An up close encounter with a kea at Orana Wildlife Park (Photo: Kim Klosterman)
An up close encounter with a kea at Orana Wildlife Park (Photo: Kim Klosterman)

With this data, KCT will gain a better understanding of how far and where kea move, how many new birds are recruited into the population each year, and much more.  Curious hikers in wild kea country can also learn more about the individual birds they see by logging in and looking up their unique ID bands. Here in Cincinnati, we plan to add our keas’ leg bands into the KeaDatabase as well, so visitors to the Zoo can easily look up their names, hatch date, and personality traits. This in turn links our visitors to information on wild kea and ways they can help.

 

Kea Konvention 2017

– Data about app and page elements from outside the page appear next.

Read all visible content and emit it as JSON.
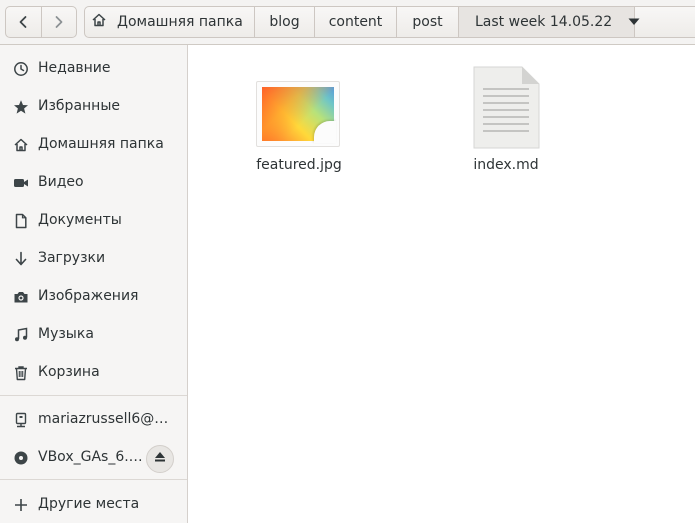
{
  "header": {
    "nav": {
      "back_icon": "go-previous-icon",
      "forward_icon": "go-next-icon"
    },
    "breadcrumbs": [
      {
        "label": "Домашняя папка",
        "icon": "home-icon"
      },
      {
        "label": "blog"
      },
      {
        "label": "content"
      },
      {
        "label": "post"
      },
      {
        "label": "Last week 14.05.22",
        "current": true,
        "icon": "chevron-down-icon"
      }
    ]
  },
  "sidebar": {
    "items": [
      {
        "label": "Недавние",
        "icon": "clock-icon"
      },
      {
        "label": "Избранные",
        "icon": "star-icon"
      },
      {
        "label": "Домашняя папка",
        "icon": "home-icon"
      },
      {
        "label": "Видео",
        "icon": "video-camera-icon"
      },
      {
        "label": "Документы",
        "icon": "document-icon"
      },
      {
        "label": "Загрузки",
        "icon": "download-arrow-icon"
      },
      {
        "label": "Изображения",
        "icon": "camera-icon"
      },
      {
        "label": "Музыка",
        "icon": "music-note-icon"
      },
      {
        "label": "Корзина",
        "icon": "trash-icon"
      }
    ],
    "devices": [
      {
        "label": "mariazrussell6@…",
        "icon": "network-drive-icon"
      },
      {
        "label": "VBox_GAs_6.…",
        "icon": "optical-disc-icon",
        "action_icon": "eject-icon"
      }
    ],
    "other": {
      "label": "Другие места",
      "icon": "plus-icon"
    }
  },
  "files": [
    {
      "name": "featured.jpg",
      "icon": "image-thumbnail-icon"
    },
    {
      "name": "index.md",
      "icon": "text-document-icon"
    }
  ],
  "colors": {
    "headerbar_bg": "#f4f3f2",
    "sidebar_bg": "#f6f5f4",
    "text": "#2e3436",
    "icon": "#3d4548"
  }
}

KCT recently convened a 3-day meeting with key stakeholders in attendance to discuss kea conservation, and I was lucky enough to be there to participate.  Attendees included the NZ Department of Conservation, local logging companies, biologists, researchers, local wildlife rehabbers, members of the Zoo & Aquarium Association, and more.  Topics included: wild population estimates, new kea monitoring technologies, threat mitigation, kea cognition and conflict resolution. I was impressed with the passion New Zealanders have for their environment and wildlife. Many of them were volunteers, spending their own time and money to be there.  Their passion and activism made me realize there is so much more each of us can do to be involved in our own communities. Many new ideas were discussed at the conference, and I look forward to seeing those implemented in the future.

Coming Up: South Island Advocacy Tour

Community Advocacy (Photo: Kea Conservation Trust)
Community Advocacy (Photo: Kea Conservation Trust)

The KCT’s South Island winter advocacy tour has been run annually since 2008. During the 10-12 day tour, the KCT team connects directly with South Island communities. Every year they have a different theme with a presentation providing up to date information about threats to kea and efforts to protect them.  This is followed by discussions, to find out from communities about local concerns and interests.

The tour theme this year, The Power of Community, will look at how NZ communities are getting together to save kea here and overseas, and will also look at international species examples for inspiration. They will also invite someone from each of the communities they visit to tell the story of how they are helping local kea, and then discuss ways in which others may get involved in local kea conservation initiatives.

 

Kea (Photo: Kathy Newton)
Kea (Photo: Kathy Newton)

From what I have seen, this outstanding, passionate group of folks at KCT is right on task, taking a multi-faceted approach to wildlife conservation.  I say, kudos to them! And to all the many groups of conservation warriors, out there fighting for their species survival.  I am extremely proud to be a part of this successful conservation project.

Come see the kea for yourself! Check out the kea flight display on cool days this summer to see some of the crazy antics of our juvenile flock of kea.  Currently, we have daily encounters at 11:30 am during which the birds are provided with puzzles, sprinklers, pools and toys so you can see them in action.  And don’t forget to come see us at our Kea Encounters during Festival of Lights this winter, when you can come inside the aviary for an up close encounters with these amazing birds!